■ EXERCISE:
A verbatim reproduction of all the entries is needed.
(EXCERPTED DATA Opens)
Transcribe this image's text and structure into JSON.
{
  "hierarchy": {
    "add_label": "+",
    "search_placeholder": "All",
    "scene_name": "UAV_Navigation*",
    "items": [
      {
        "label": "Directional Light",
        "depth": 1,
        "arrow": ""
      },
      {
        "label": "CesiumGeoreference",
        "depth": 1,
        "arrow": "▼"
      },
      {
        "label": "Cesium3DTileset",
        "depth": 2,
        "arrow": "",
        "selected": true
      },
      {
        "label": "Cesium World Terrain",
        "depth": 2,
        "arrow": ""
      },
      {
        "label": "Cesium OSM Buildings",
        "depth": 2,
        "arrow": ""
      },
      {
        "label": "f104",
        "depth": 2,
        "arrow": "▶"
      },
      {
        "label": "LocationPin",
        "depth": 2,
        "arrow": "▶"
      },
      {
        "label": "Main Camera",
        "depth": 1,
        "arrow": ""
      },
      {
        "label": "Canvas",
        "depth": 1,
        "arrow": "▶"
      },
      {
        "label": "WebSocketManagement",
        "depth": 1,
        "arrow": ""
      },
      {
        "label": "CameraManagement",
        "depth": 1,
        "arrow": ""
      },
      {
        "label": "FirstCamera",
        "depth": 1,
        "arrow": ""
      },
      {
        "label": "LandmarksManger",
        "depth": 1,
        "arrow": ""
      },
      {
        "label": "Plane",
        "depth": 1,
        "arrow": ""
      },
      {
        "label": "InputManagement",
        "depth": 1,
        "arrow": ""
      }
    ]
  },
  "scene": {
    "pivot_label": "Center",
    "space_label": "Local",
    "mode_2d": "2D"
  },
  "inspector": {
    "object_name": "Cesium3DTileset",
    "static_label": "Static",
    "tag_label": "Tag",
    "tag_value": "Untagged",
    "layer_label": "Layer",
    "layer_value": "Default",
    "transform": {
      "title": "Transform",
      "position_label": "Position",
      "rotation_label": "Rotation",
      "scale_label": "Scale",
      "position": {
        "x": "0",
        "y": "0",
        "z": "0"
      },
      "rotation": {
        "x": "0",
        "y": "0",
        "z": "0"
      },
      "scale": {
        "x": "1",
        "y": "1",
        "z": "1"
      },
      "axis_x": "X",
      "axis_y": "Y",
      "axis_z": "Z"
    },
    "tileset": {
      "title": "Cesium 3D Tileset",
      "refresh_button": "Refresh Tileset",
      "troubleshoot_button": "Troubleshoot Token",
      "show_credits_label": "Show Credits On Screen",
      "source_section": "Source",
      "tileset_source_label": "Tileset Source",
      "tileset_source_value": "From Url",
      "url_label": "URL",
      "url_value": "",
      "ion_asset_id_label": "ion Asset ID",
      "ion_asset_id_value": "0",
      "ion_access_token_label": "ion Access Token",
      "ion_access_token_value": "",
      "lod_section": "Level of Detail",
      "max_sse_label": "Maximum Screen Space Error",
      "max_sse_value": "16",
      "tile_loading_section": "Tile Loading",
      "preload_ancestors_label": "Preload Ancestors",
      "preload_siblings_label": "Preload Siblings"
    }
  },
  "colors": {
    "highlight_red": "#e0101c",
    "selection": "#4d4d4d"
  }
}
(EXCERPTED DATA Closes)
■ YOUR RESPONSE:
Transcribe this image's text and structure into JSON.
{
  "hierarchy": {
    "add_label": "+",
    "search_placeholder": "All",
    "scene_name": "UAV_Navigation*",
    "items": [
      {
        "label": "Directional Light",
        "depth": 1,
        "arrow": ""
      },
      {
        "label": "CesiumGeoreference",
        "depth": 1,
        "arrow": "▼"
      },
      {
        "label": "Cesium3DTileset",
        "depth": 2,
        "arrow": "",
        "selected": true
      },
      {
        "label": "Cesium World Terrain",
        "depth": 2,
        "arrow": ""
      },
      {
        "label": "Cesium OSM Buildings",
        "depth": 2,
        "arrow": ""
      },
      {
        "label": "f104",
        "depth": 2,
        "arrow": "▶"
      },
      {
        "label": "LocationPin",
        "depth": 2,
        "arrow": "▶"
      },
      {
        "label": "Main Camera",
        "depth": 1,
        "arrow": ""
      },
      {
        "label": "Canvas",
        "depth": 1,
        "arrow": "▶"
      },
      {
        "label": "WebSocketManagement",
        "depth": 1,
        "arrow": ""
      },
      {
        "label": "CameraManagement",
        "depth": 1,
        "arrow": ""
      },
      {
        "label": "FirstCamera",
        "depth": 1,
        "arrow": ""
      },
      {
        "label": "LandmarksManger",
        "depth": 1,
        "arrow": ""
      },
      {
        "label": "Plane",
        "depth": 1,
        "arrow": ""
      },
      {
        "label": "InputManagement",
        "depth": 1,
        "arrow": ""
      }
    ]
  },
  "scene": {
    "pivot_label": "Center",
    "space_label": "Local",
    "mode_2d": "2D"
  },
  "inspector": {
    "object_name": "Cesium3DTileset",
    "static_label": "Static",
    "tag_label": "Tag",
    "tag_value": "Untagged",
    "layer_label": "Layer",
    "layer_value": "Default",
    "transform": {
      "title": "Transform",
      "position_label": "Position",
      "rotation_label": "Rotation",
      "scale_label": "Scale",
      "position": {
        "x": "0",
        "y": "0",
        "z": "0"
      },
      "rotation": {
        "x": "0",
        "y": "0",
        "z": "0"
      },
      "scale": {
        "x": "1",
        "y": "1",
        "z": "1"
      },
      "axis_x": "X",
      "axis_y": "Y",
      "axis_z": "Z"
    },
    "tileset": {
      "title": "Cesium 3D Tileset",
      "refresh_button": "Refresh Tileset",
      "troubleshoot_button": "Troubleshoot Token",
      "show_credits_label": "Show Credits On Screen",
      "source_section": "Source",
      "tileset_source_label": "Tileset Source",
      "tileset_source_value": "From Url",
      "url_label": "URL",
      "url_value": "",
      "ion_asset_id_label": "ion Asset ID",
      "ion_asset_id_value": "0",
      "ion_access_token_label": "ion Access Token",
      "ion_access_token_value": "",
      "lod_section": "Level of Detail",
      "max_sse_label": "Maximum Screen Space Error",
      "max_sse_value": "16",
      "tile_loading_section": "Tile Loading",
      "preload_ancestors_label": "Preload Ancestors",
      "preload_siblings_label": "Preload Siblings"
    }
  },
  "colors": {
    "highlight_red": "#e0101c",
    "selection": "#4d4d4d"
  }
}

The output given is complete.